WORK ORDER: Show every line of the data below that includes the word "icon".

(Component data from apps and pages)
[Start of Attachment]
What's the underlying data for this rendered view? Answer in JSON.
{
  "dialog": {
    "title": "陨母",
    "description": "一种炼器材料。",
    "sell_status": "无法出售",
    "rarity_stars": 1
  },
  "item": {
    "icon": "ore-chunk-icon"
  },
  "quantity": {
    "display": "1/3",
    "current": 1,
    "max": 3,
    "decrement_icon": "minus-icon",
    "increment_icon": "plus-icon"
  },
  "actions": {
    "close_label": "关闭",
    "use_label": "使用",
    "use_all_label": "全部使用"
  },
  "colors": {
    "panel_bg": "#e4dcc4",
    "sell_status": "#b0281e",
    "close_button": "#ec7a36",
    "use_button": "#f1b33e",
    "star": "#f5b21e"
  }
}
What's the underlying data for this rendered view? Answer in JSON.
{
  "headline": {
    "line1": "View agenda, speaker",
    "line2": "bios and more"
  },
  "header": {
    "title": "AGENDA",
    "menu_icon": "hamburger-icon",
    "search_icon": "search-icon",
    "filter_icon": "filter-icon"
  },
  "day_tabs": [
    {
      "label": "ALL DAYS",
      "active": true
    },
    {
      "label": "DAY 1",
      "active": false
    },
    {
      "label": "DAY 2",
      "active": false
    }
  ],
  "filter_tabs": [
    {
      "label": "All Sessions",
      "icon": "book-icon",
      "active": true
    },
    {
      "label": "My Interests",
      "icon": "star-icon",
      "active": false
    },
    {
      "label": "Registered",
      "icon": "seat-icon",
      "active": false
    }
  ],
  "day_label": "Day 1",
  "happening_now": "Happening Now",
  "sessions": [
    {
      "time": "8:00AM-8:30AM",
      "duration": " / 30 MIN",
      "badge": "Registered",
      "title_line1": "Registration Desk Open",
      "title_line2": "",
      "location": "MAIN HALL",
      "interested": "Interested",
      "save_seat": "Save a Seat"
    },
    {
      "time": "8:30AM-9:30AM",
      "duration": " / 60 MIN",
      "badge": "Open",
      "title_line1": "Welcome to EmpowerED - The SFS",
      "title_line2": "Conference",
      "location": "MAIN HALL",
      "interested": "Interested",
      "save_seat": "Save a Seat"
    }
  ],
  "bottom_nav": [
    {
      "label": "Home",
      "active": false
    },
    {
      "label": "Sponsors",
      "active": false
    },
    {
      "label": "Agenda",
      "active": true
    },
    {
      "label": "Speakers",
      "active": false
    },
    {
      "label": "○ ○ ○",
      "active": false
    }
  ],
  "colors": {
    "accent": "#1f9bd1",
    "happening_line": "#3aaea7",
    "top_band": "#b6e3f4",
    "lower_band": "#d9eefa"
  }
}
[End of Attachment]
SOLUTION TO THE EXERCISE:
    "icon": "ore-chunk-icon"
    "decrement_icon": "minus-icon",
    "increment_icon": "plus-icon"
    "menu_icon": "hamburger-icon",
    "search_icon": "search-icon",
    "filter_icon": "filter-icon"
      "icon": "book-icon",
      "icon": "star-icon",
      "icon": "seat-icon",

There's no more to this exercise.